"It is impossible to accept the (CETA) agreement without this decision (of Canada waiving visas for Romanians." I am just reading this statement of our prime minister, the latest in a series opened by the Foreign Affairs Ministry and continued by practically all the officials in Bucharest. I'm reading and I'm thinking, it’s a legitimate question whether, if so firm about the Canadian visas, then… is there anything else we should demand from Brussels as trade-off?

We had a similar position last year (article here - Romanian version),  hearing about "the national interest" we took to Brussels in order to reject the refugee quota allotted by the European Commission, based on an algorithm set up on a EU level. We're fighting quotas for 15 years already (since the beginning of the acceptance process) and we still have not learned the beauty and harshness of the European game / negotiations: ceding where it's "really impossible", pushing where one's strengths are and where allies can be drawn… just like in any other negotiations, only with "extraordinary, long-term stakes."

The matter I discussed back then is hotter than ever nowadays. The Guardian just reported that the journalists already saw the final draft of the Common Consolidated Corporate Tax Base (CCTB) Directive, to be most probably issued next week. It's a topic which's consequences to our national economy I mention on every occasion, as we'll get used to it anyhow on every occasion - please see a relevant article here. By the time we get used to it, however, there will be little to do about it: the matter will be already settled.
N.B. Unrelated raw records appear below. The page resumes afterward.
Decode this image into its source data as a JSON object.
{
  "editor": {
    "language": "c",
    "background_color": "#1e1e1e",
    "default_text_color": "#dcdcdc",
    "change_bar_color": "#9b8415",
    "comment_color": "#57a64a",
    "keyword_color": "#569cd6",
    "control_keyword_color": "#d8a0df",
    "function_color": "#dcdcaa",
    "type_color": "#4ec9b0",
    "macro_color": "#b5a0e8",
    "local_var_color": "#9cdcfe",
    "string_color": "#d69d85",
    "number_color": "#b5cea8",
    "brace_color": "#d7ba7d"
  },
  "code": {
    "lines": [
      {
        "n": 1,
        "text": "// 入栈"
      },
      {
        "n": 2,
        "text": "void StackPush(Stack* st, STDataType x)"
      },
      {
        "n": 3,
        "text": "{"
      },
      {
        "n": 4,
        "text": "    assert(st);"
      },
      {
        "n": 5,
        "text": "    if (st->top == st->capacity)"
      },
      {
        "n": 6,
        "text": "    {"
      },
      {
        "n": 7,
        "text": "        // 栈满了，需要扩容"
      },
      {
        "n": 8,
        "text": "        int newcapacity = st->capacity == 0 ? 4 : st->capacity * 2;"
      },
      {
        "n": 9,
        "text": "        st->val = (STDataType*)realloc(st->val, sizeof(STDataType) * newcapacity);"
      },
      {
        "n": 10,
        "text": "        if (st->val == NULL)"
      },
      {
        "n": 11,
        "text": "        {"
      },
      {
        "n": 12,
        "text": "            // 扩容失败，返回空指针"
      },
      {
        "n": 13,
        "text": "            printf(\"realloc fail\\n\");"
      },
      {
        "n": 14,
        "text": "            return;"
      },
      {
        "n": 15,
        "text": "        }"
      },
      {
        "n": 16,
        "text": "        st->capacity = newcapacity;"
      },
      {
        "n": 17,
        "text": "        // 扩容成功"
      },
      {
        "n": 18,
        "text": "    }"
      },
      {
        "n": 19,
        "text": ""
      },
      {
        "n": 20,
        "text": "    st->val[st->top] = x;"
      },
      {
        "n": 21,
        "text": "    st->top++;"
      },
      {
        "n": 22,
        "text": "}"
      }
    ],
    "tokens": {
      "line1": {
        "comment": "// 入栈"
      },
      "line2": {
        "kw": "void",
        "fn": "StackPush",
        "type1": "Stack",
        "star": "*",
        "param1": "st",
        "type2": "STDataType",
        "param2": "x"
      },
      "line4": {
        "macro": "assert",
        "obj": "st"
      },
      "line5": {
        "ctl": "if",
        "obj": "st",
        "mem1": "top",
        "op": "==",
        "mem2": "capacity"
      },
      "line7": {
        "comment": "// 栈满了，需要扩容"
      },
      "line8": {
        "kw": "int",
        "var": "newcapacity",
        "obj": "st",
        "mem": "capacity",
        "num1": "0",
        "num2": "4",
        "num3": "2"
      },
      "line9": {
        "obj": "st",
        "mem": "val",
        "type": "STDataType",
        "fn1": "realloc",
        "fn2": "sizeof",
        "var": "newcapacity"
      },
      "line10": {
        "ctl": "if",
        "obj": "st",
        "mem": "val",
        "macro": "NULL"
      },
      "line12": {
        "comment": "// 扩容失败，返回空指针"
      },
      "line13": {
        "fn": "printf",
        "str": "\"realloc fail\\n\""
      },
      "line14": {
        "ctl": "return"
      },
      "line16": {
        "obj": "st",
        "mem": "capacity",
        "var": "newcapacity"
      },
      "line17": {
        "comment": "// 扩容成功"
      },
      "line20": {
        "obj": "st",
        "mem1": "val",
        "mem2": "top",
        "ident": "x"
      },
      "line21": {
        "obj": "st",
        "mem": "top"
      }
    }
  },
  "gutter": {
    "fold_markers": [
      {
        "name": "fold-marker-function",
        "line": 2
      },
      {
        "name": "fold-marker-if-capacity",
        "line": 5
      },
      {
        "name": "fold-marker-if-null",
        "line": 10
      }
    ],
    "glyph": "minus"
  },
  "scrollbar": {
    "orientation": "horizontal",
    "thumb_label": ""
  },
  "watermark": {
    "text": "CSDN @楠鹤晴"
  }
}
So we will have a common taxation base throughout the EU for the big European groups (including their Romanian subsidiaries), then the base will be consolidated on a group level (and the profit will be shared among subsidiaries based on an algorithm). Why should be interested in this as a priority? Because on a common taxation base, countries like Romania will be no longer allowed to use arguments like, "we're more attractive due to accelerated amortization," for instance. And "we have a lower tax level" will actually became void! The topic is, therefore, investments, the way we manage to draw value-added investments that allow us a real income growth - in other words, a real integration into Europe.

I confess to my readers that I wish I heard lately at least a minimal official reassurance or a single public mention like, yes our representatives in Brussels saw the final version of the directive (at least as much as The Guardian's journalists), and we as a country already have a strategy for negotiating the algorithms used for splitting the profits of multinationals.

I honestly fail to understand why the issue of Canadian visas is more immediate than ever (anyhow, I'm hearing that the Canadian side agrees to waive visas by 2018). Moreover, the EU, which wants to absorb the Brexit shock by unprecedented integration, really has not time for our and Bulgarians' problem with visas, or Walloons' upset about economy, meaning about ... multinationals (at least their issue is related to CETA). On the other hand, the Canadians are raising the stakes very high, bluntly asking Brussels, "if Europe is incapable of signing a progressive trade deal with a country like Canada, then who does Europe think it can do business with in the years to come?"

So this is about a European interest, a much higher stake. Romania has much higher interests in the EU, long-term ones, too, than getting the Union's support to make Canadians allow us visiting without visas. The question still stands: what is our game in Europe? What are our really important stakes?

Article by Adrian Luca, TPS, published on contributors.ro, October 20, 2016

Update (October 21) - We just learned this morning that Canada is finally capitulating: it waives visas for all Romanians, not starting from 2018, but from December 1, 2017. And pay attention: if all of us go there, the Canadians could reinstate the visas for three years.What I want to see is what will we negotiate then, in exchange of what?